Hard Disk Recovery Technology

A common misconception about hard drive data recovery is that repairing hard drives means replacing parts. If only it were that easy! Hard drive technology is always changing— manufacturers are constantly using different mechanical designs.

The mechanical precision of today’s hard drives makes head assembly replacement nearly impossible without specialized tools. Platter removal is dangerous and will affect how the drive reads the sectors. As previously mentioned if just one component is out of alignment, the drive will not find the required sectors. If the hard disk electronics cannot find the sectors requested by the controller, it may endlessly try to find those sectors or it will shut down the unit.

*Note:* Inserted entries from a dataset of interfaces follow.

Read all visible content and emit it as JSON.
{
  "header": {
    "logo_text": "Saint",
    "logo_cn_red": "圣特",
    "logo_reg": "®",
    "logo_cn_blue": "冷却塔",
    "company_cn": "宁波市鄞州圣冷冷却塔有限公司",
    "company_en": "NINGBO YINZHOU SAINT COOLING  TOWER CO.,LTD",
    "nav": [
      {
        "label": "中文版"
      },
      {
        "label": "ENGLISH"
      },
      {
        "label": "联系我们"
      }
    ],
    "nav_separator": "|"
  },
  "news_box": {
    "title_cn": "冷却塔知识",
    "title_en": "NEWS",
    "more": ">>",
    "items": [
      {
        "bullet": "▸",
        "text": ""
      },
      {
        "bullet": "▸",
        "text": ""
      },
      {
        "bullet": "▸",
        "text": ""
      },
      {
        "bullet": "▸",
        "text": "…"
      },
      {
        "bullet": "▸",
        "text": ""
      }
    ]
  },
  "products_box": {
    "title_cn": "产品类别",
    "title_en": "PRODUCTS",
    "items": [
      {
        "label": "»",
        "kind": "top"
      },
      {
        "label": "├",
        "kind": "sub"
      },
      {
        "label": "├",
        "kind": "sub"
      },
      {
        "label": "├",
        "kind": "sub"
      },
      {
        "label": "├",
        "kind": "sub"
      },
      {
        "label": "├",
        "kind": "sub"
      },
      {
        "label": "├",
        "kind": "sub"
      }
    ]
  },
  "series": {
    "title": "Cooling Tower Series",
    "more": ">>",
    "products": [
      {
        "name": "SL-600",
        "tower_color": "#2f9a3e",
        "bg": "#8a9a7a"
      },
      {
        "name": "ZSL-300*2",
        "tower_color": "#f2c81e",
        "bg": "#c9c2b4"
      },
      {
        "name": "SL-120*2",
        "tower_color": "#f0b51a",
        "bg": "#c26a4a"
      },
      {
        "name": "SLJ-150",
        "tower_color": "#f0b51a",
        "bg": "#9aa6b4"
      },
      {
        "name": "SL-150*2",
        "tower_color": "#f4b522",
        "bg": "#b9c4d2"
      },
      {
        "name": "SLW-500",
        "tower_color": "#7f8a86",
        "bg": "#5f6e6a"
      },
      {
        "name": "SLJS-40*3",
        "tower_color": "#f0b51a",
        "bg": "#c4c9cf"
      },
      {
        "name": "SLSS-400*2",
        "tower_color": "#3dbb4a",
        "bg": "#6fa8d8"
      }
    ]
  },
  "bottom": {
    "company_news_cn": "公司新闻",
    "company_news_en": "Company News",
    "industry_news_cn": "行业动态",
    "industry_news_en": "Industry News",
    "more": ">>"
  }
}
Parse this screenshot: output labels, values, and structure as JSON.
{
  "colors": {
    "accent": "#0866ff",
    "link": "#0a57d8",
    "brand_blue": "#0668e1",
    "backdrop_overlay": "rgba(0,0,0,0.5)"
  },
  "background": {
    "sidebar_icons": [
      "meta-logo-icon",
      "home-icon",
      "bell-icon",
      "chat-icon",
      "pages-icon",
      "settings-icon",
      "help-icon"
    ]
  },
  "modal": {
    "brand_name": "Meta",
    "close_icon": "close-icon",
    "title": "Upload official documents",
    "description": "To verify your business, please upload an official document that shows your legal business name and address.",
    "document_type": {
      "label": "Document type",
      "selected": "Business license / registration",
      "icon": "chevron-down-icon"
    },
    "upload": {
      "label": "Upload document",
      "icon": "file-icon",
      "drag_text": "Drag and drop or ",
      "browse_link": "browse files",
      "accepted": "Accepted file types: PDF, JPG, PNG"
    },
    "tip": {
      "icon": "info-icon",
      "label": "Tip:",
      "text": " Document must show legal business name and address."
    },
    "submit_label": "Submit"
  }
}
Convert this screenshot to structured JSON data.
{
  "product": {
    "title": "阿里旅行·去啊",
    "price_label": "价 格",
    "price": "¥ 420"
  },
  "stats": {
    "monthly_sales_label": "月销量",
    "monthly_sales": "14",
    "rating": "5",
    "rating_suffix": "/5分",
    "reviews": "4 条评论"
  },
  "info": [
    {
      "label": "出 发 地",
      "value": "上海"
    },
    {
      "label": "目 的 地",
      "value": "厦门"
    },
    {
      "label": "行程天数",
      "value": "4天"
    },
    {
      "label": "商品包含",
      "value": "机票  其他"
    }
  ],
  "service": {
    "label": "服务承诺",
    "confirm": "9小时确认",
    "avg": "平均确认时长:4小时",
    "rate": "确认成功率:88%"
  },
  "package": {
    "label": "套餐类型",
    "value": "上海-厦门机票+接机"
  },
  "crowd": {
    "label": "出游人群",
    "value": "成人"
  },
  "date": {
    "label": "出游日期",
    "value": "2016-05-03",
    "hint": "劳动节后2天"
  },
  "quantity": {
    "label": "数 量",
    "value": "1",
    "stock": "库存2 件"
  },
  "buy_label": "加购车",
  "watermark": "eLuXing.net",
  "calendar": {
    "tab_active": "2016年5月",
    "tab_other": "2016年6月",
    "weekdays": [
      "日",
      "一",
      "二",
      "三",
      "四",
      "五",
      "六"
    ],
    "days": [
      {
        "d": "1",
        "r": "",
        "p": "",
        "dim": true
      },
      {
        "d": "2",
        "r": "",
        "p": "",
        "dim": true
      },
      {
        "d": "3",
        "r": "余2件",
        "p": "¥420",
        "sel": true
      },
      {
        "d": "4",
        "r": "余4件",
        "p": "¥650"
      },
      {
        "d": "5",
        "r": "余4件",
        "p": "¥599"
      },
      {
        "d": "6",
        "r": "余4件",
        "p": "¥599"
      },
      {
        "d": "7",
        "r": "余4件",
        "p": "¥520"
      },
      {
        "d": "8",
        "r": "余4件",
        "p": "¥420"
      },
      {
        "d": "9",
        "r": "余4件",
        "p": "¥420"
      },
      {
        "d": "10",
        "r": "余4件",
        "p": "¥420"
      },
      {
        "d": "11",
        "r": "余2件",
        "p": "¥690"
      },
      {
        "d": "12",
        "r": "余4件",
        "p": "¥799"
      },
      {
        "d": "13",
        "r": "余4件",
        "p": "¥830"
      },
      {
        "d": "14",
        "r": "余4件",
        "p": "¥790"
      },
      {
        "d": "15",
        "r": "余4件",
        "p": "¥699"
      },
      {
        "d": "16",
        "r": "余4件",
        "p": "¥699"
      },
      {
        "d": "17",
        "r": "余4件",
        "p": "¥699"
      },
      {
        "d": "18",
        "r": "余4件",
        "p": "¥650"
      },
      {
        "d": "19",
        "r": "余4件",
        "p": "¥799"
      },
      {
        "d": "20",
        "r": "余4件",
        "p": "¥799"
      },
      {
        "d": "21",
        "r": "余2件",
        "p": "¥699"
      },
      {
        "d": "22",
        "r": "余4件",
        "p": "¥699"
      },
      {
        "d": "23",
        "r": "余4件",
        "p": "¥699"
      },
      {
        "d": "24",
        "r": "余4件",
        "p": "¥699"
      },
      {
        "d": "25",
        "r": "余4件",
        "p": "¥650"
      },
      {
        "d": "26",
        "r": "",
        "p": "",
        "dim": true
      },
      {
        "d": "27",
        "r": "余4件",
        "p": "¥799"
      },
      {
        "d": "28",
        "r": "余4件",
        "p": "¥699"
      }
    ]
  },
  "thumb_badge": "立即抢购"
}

Mechanical precision is just one side of hard drive technology – the electronics are just as finite. Exchanging circuit boards between drives used to be a quick way to work around a failed circuit board in the past. The electronics are much more complicated, and as a result the different revisions of a circuit board are rarely compatible. The innovations of the past 15 years have made a circuit board swap as a solution a thing of the past.

Today’s hard drives have no room for errors when it comes to platter and head alignment. The tolerances are so exacting that hard drive manufacturers even design ways to keep the Base-Casting Assembly, where all the components are attached to, from shifting due to high temperature situations. For instance, one hard drive manufacturer of high performance SCSI based drives actually designs their Base-Casting Assembly with pre-stress points. The assembly does not line up from corner to diagonal corner—it’s pre-torqued. When the casting assembly heats up, the unit actually twists back (thermal expansion) into a true line-up from corner to corner. With the byte-density of most large hard drives today being 4gb to 6gb per square inch, absolute precision is required for these high capacity and high speed drives to operate reliably. Hard disk manufacturers are working to increase how many bytes can be squeezed into a square inch.

Today’s hard drives are designed from basic primary components as the foundation first and then other components are built around that. For instance, research and development improvements in platter and magnetic media require research and development improvements in head design. These designs require that the electronics be ‘custom-made’ for that drive. Hard drives are ‘fine-tuned’ to the properties of the storage media and read/write heads. Similar to how a radio is tuned to a specific radio frequency; hard drives are finely tuned to complement data signals that are read from the storage media.

Hard drive manufacturers make large batches of drives so there will be similarities between drive models. However, the Revision Code (proprietary hard drive read-only software that is used by the electronics to manage and operate the hard drive) changes frequently within the same model and batch. Hard drive innovation requires drives to be constantly improved upon. All of this requires extensive training in electronics and computer science to be able to work with these storage devices.